▶ Extracted records

▬▬▬▬▬▬

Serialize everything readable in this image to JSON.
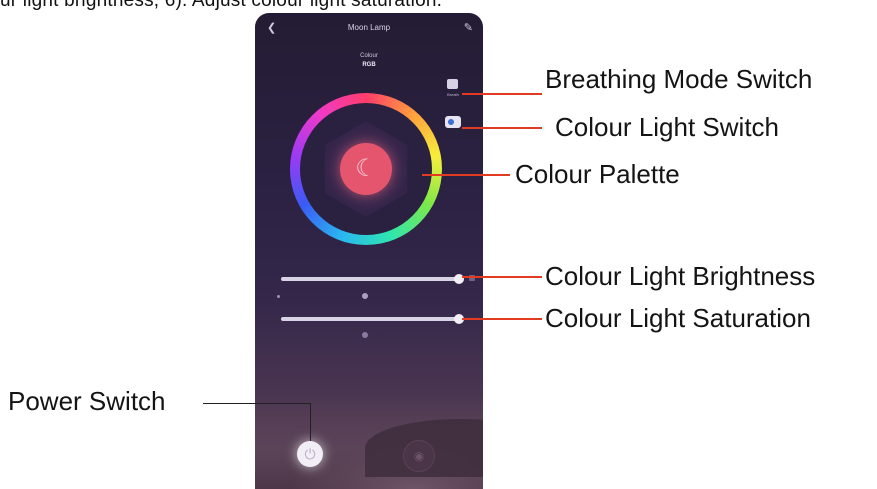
{
  "caption": {
    "text": "ur light brightness, 6). Adjust colour light saturation."
  },
  "app": {
    "title": "Moon Lamp",
    "status_label": "Colour",
    "status_value": "RGB",
    "breathing_caption": "Breath"
  },
  "callouts": {
    "breathing": "Breathing Mode Switch",
    "colour_light": "Colour Light Switch",
    "palette": "Colour Palette",
    "brightness": "Colour Light Brightness",
    "saturation": "Colour Light Saturation",
    "power": "Power Switch"
  },
  "icons": {
    "back": "back-icon",
    "edit": "edit-icon",
    "moon": "moon-icon",
    "power": "power-icon",
    "mode": "mode-icon"
  },
  "sliders": {
    "brightness_level": 0.95,
    "saturation_level": 0.95
  },
  "colors": {
    "callout_line": "#e23b22",
    "center_button": "#e5556e",
    "phone_background": "#2b2142"
  }
}
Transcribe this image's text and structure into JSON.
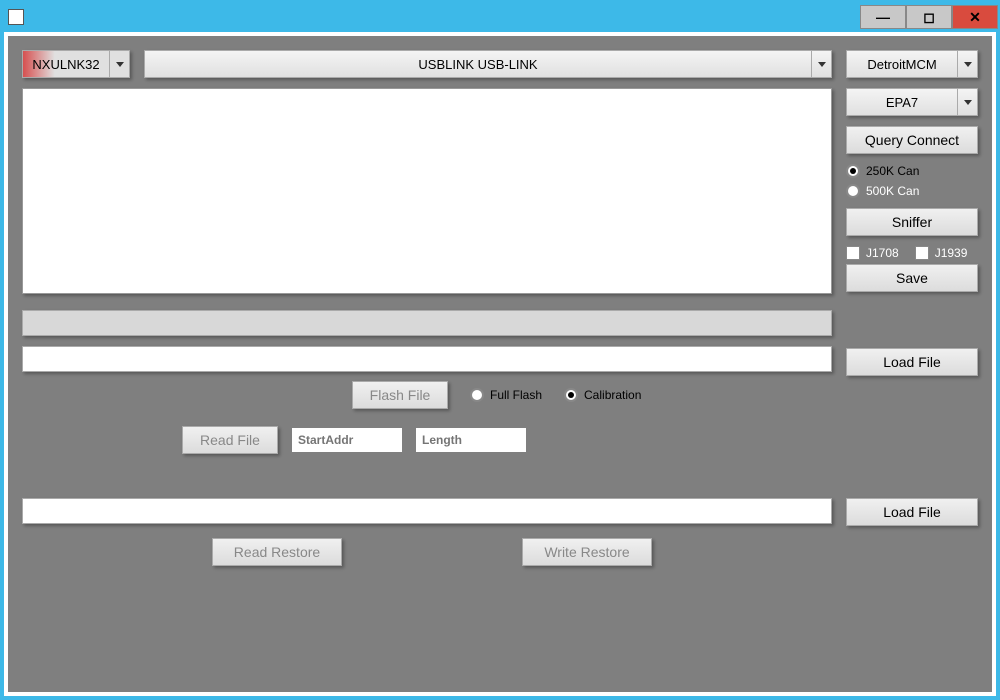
{
  "titlebar": {
    "title": ""
  },
  "dropdowns": {
    "adapter": "NXULNK32",
    "device": "USBLINK USB-LINK",
    "module": "DetroitMCM",
    "epa": "EPA7"
  },
  "buttons": {
    "queryConnect": "Query Connect",
    "sniffer": "Sniffer",
    "save": "Save",
    "loadFile1": "Load File",
    "loadFile2": "Load File",
    "flashFile": "Flash File",
    "readFile": "Read File",
    "readRestore": "Read Restore",
    "writeRestore": "Write Restore"
  },
  "radios": {
    "can250": "250K Can",
    "can500": "500K Can",
    "canSelected": "250K",
    "fullFlash": "Full Flash",
    "calibration": "Calibration",
    "flashModeSelected": "Calibration"
  },
  "checks": {
    "j1708": "J1708",
    "j1939": "J1939"
  },
  "inputs": {
    "startAddr": {
      "placeholder": "StartAddr",
      "value": ""
    },
    "length": {
      "placeholder": "Length",
      "value": ""
    }
  }
}
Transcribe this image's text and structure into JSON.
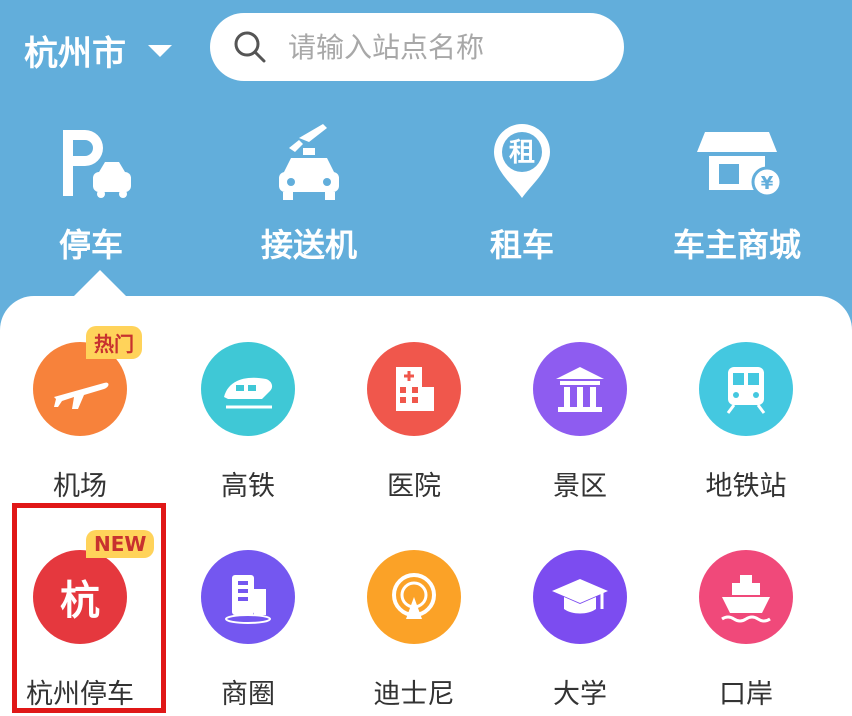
{
  "header": {
    "city": "杭州市",
    "search_placeholder": "请输入站点名称"
  },
  "nav": [
    {
      "label": "停车",
      "icon": "parking-icon"
    },
    {
      "label": "接送机",
      "icon": "airport-taxi-icon"
    },
    {
      "label": "租车",
      "icon": "rent-car-icon"
    },
    {
      "label": "车主商城",
      "icon": "shop-icon"
    }
  ],
  "categories": [
    {
      "label": "机场",
      "icon": "airplane-icon",
      "color": "#f7823b",
      "badge": "热门"
    },
    {
      "label": "高铁",
      "icon": "high-speed-train-icon",
      "color": "#3fc8d6"
    },
    {
      "label": "医院",
      "icon": "hospital-icon",
      "color": "#f0574c"
    },
    {
      "label": "景区",
      "icon": "scenic-temple-icon",
      "color": "#8e5cf0"
    },
    {
      "label": "地铁站",
      "icon": "metro-icon",
      "color": "#44c8e0"
    },
    {
      "label": "杭州停车",
      "icon": "hang-char-icon",
      "color": "#e5383e",
      "badge": "NEW",
      "glyph": "杭"
    },
    {
      "label": "商圈",
      "icon": "business-district-icon",
      "color": "#7457f0"
    },
    {
      "label": "迪士尼",
      "icon": "disney-icon",
      "color": "#fba227"
    },
    {
      "label": "大学",
      "icon": "graduation-cap-icon",
      "color": "#7c4cf0"
    },
    {
      "label": "口岸",
      "icon": "ship-port-icon",
      "color": "#f0497a"
    }
  ]
}
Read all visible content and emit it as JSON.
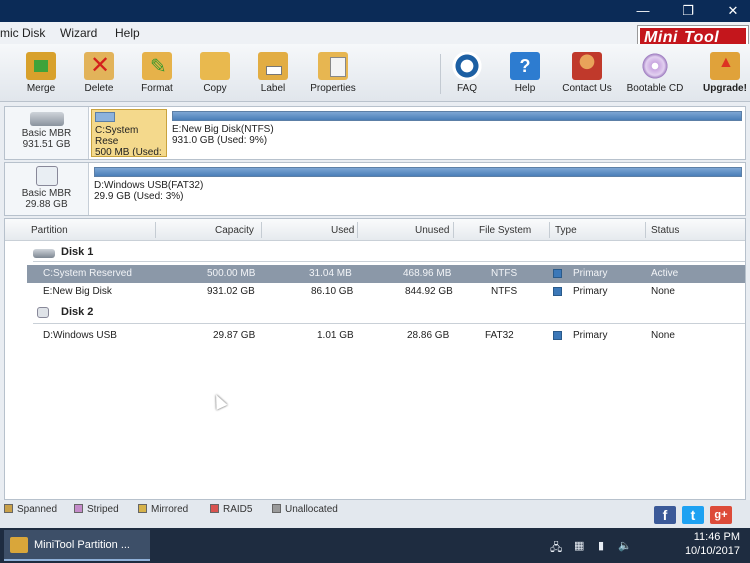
{
  "menu": [
    "mic Disk",
    "Wizard",
    "Help"
  ],
  "window_controls": [
    "—",
    "❐",
    "✕"
  ],
  "logo": {
    "text1": "Mini",
    "text2": "Tool"
  },
  "toolbar": [
    {
      "label": "Merge",
      "icon": "merge-icon"
    },
    {
      "label": "Delete",
      "icon": "delete-icon"
    },
    {
      "label": "Format",
      "icon": "format-icon"
    },
    {
      "label": "Copy",
      "icon": "copy-icon"
    },
    {
      "label": "Label",
      "icon": "label-icon"
    },
    {
      "label": "Properties",
      "icon": "properties-icon"
    },
    {
      "label": "FAQ",
      "icon": "faq-icon"
    },
    {
      "label": "Help",
      "icon": "help-icon"
    },
    {
      "label": "Contact Us",
      "icon": "contact-icon"
    },
    {
      "label": "Bootable CD",
      "icon": "bootable-cd-icon"
    },
    {
      "label": "Upgrade!",
      "icon": "upgrade-icon"
    }
  ],
  "disk1": {
    "type": "Basic MBR",
    "size": "931.51 GB",
    "p1": {
      "name": "C:System Rese",
      "detail": "500 MB (Used:"
    },
    "p2": {
      "name": "E:New Big Disk(NTFS)",
      "detail": "931.0 GB (Used: 9%)"
    }
  },
  "disk2": {
    "type": "Basic MBR",
    "size": "29.88 GB",
    "p1": {
      "name": "D:Windows USB(FAT32)",
      "detail": "29.9 GB (Used: 3%)"
    }
  },
  "table": {
    "headers": [
      "Partition",
      "Capacity",
      "Used",
      "Unused",
      "File System",
      "Type",
      "Status"
    ],
    "group1": "Disk 1",
    "group2": "Disk 2",
    "rows1": [
      {
        "partition": "C:System Reserved",
        "capacity": "500.00 MB",
        "used": "31.04 MB",
        "unused": "468.96 MB",
        "fs": "NTFS",
        "type": "Primary",
        "status": "Active"
      },
      {
        "partition": "E:New Big Disk",
        "capacity": "931.02 GB",
        "used": "86.10 GB",
        "unused": "844.92 GB",
        "fs": "NTFS",
        "type": "Primary",
        "status": "None"
      }
    ],
    "rows2": [
      {
        "partition": "D:Windows USB",
        "capacity": "29.87 GB",
        "used": "1.01 GB",
        "unused": "28.86 GB",
        "fs": "FAT32",
        "type": "Primary",
        "status": "None"
      }
    ]
  },
  "legend": [
    {
      "label": "Spanned",
      "color": "#c9a14a"
    },
    {
      "label": "Striped",
      "color": "#c48bc9"
    },
    {
      "label": "Mirrored",
      "color": "#d6b24a"
    },
    {
      "label": "RAID5",
      "color": "#d9534f"
    },
    {
      "label": "Unallocated",
      "color": "#9a9a9a"
    }
  ],
  "social": [
    "f",
    "t",
    "g+"
  ],
  "taskbar": {
    "app": "MiniTool Partition ...",
    "time": "11:46 PM",
    "date": "10/10/2017"
  }
}
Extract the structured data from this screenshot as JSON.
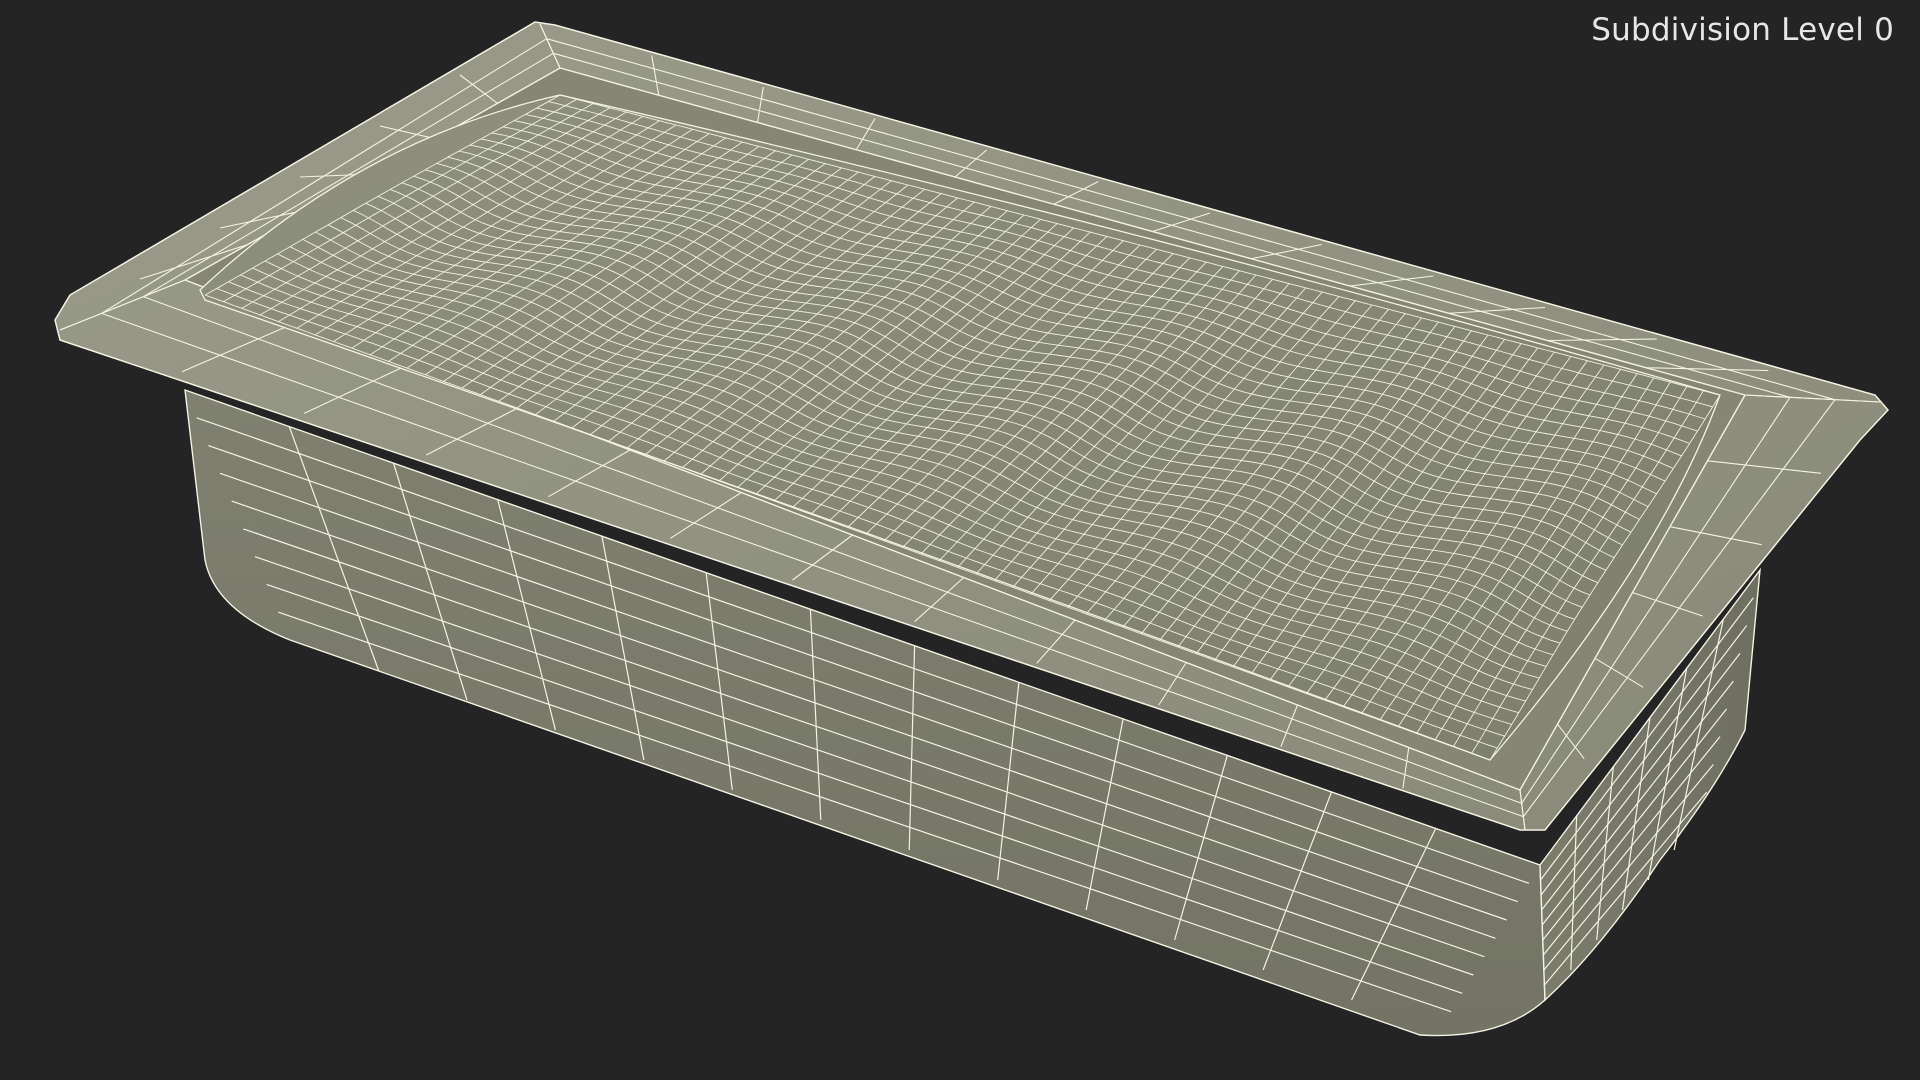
{
  "viewport": {
    "label": "Subdivision Level 0",
    "model_icon": "wireframe-tray-model",
    "colors": {
      "background": "#242424",
      "surface_light": "#8d8e7d",
      "surface_dark": "#6a6b5c",
      "wire": "#f4f2e2",
      "label": "#e6e6e6"
    }
  }
}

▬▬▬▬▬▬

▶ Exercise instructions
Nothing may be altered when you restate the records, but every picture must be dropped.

▶ Result below
Serialize everything readable in this image to JSON.
{
  "caption": {
    "text": "ur light brightness, 6). Adjust colour light saturation."
  },
  "app": {
    "title": "Moon Lamp",
    "status_label": "Colour",
    "status_value": "RGB",
    "breathing_caption": "Breath"
  },
  "callouts": {
    "breathing": "Breathing Mode Switch",
    "colour_light": "Colour Light Switch",
    "palette": "Colour Palette",
    "brightness": "Colour Light Brightness",
    "saturation": "Colour Light Saturation",
    "power": "Power Switch"
  },
  "icons": {
    "back": "back-icon",
    "edit": "edit-icon",
    "moon": "moon-icon",
    "power": "power-icon",
    "mode": "mode-icon"
  },
  "sliders": {
    "brightness_level": 0.95,
    "saturation_level": 0.95
  },
  "colors": {
    "callout_line": "#e23b22",
    "center_button": "#e5556e",
    "phone_background": "#2b2142"
  }
}
Transcribe this image's text and structure into JSON.
{
  "titlebar": {
    "title": ""
  },
  "dropdowns": {
    "adapter": "NXULNK32",
    "device": "USBLINK USB-LINK",
    "module": "DetroitMCM",
    "epa": "EPA7"
  },
  "buttons": {
    "queryConnect": "Query Connect",
    "sniffer": "Sniffer",
    "save": "Save",
    "loadFile1": "Load File",
    "loadFile2": "Load File",
    "flashFile": "Flash File",
    "readFile": "Read File",
    "readRestore": "Read Restore",
    "writeRestore": "Write Restore"
  },
  "radios": {
    "can250": "250K Can",
    "can500": "500K Can",
    "canSelected": "250K",
    "fullFlash": "Full Flash",
    "calibration": "Calibration",
    "flashModeSelected": "Calibration"
  },
  "checks": {
    "j1708": "J1708",
    "j1939": "J1939"
  },
  "inputs": {
    "startAddr": {
      "placeholder": "StartAddr",
      "value": ""
    },
    "length": {
      "placeholder": "Length",
      "value": ""
    }
  }
}
Transcribe this image's text and structure into JSON.
{
  "header": {
    "city": "杭州市",
    "search_placeholder": "请输入站点名称"
  },
  "nav": [
    {
      "label": "停车",
      "icon": "parking-icon"
    },
    {
      "label": "接送机",
      "icon": "airport-taxi-icon"
    },
    {
      "label": "租车",
      "icon": "rent-car-icon"
    },
    {
      "label": "车主商城",
      "icon": "shop-icon"
    }
  ],
  "categories": [
    {
      "label": "机场",
      "icon": "airplane-icon",
      "color": "#f7823b",
      "badge": "热门"
    },
    {
      "label": "高铁",
      "icon": "high-speed-train-icon",
      "color": "#3fc8d6"
    },
    {
      "label": "医院",
      "icon": "hospital-icon",
      "color": "#f0574c"
    },
    {
      "label": "景区",
      "icon": "scenic-temple-icon",
      "color": "#8e5cf0"
    },
    {
      "label": "地铁站",
      "icon": "metro-icon",
      "color": "#44c8e0"
    },
    {
      "label": "杭州停车",
      "icon": "hang-char-icon",
      "color": "#e5383e",
      "badge": "NEW",
      "glyph": "杭"
    },
    {
      "label": "商圈",
      "icon": "business-district-icon",
      "color": "#7457f0"
    },
    {
      "label": "迪士尼",
      "icon": "disney-icon",
      "color": "#fba227"
    },
    {
      "label": "大学",
      "icon": "graduation-cap-icon",
      "color": "#7c4cf0"
    },
    {
      "label": "口岸",
      "icon": "ship-port-icon",
      "color": "#f0497a"
    }
  ]
}
Read all visible content and emit it as JSON.
{
  "menu": [
    "mic Disk",
    "Wizard",
    "Help"
  ],
  "window_controls": [
    "—",
    "❐",
    "✕"
  ],
  "logo": {
    "text1": "Mini",
    "text2": "Tool"
  },
  "toolbar": [
    {
      "label": "Merge",
      "icon": "merge-icon"
    },
    {
      "label": "Delete",
      "icon": "delete-icon"
    },
    {
      "label": "Format",
      "icon": "format-icon"
    },
    {
      "label": "Copy",
      "icon": "copy-icon"
    },
    {
      "label": "Label",
      "icon": "label-icon"
    },
    {
      "label": "Properties",
      "icon": "properties-icon"
    },
    {
      "label": "FAQ",
      "icon": "faq-icon"
    },
    {
      "label": "Help",
      "icon": "help-icon"
    },
    {
      "label": "Contact Us",
      "icon": "contact-icon"
    },
    {
      "label": "Bootable CD",
      "icon": "bootable-cd-icon"
    },
    {
      "label": "Upgrade!",
      "icon": "upgrade-icon"
    }
  ],
  "disk1": {
    "type": "Basic MBR",
    "size": "931.51 GB",
    "p1": {
      "name": "C:System Rese",
      "detail": "500 MB (Used:"
    },
    "p2": {
      "name": "E:New Big Disk(NTFS)",
      "detail": "931.0 GB (Used: 9%)"
    }
  },
  "disk2": {
    "type": "Basic MBR",
    "size": "29.88 GB",
    "p1": {
      "name": "D:Windows USB(FAT32)",
      "detail": "29.9 GB (Used: 3%)"
    }
  },
  "table": {
    "headers": [
      "Partition",
      "Capacity",
      "Used",
      "Unused",
      "File System",
      "Type",
      "Status"
    ],
    "group1": "Disk 1",
    "group2": "Disk 2",
    "rows1": [
      {
        "partition": "C:System Reserved",
        "capacity": "500.00 MB",
        "used": "31.04 MB",
        "unused": "468.96 MB",
        "fs": "NTFS",
        "type": "Primary",
        "status": "Active"
      },
      {
        "partition": "E:New Big Disk",
        "capacity": "931.02 GB",
        "used": "86.10 GB",
        "unused": "844.92 GB",
        "fs": "NTFS",
        "type": "Primary",
        "status": "None"
      }
    ],
    "rows2": [
      {
        "partition": "D:Windows USB",
        "capacity": "29.87 GB",
        "used": "1.01 GB",
        "unused": "28.86 GB",
        "fs": "FAT32",
        "type": "Primary",
        "status": "None"
      }
    ]
  },
  "legend": [
    {
      "label": "Spanned",
      "color": "#c9a14a"
    },
    {
      "label": "Striped",
      "color": "#c48bc9"
    },
    {
      "label": "Mirrored",
      "color": "#d6b24a"
    },
    {
      "label": "RAID5",
      "color": "#d9534f"
    },
    {
      "label": "Unallocated",
      "color": "#9a9a9a"
    }
  ],
  "social": [
    "f",
    "t",
    "g+"
  ],
  "taskbar": {
    "app": "MiniTool Partition ...",
    "time": "11:46 PM",
    "date": "10/10/2017"
  }
}
Extract the structured data from this screenshot as JSON.
{
  "viewport": {
    "label": "Subdivision Level 0",
    "model_icon": "wireframe-tray-model",
    "colors": {
      "background": "#242424",
      "surface_light": "#8d8e7d",
      "surface_dark": "#6a6b5c",
      "wire": "#f4f2e2",
      "label": "#e6e6e6"
    }
  }
}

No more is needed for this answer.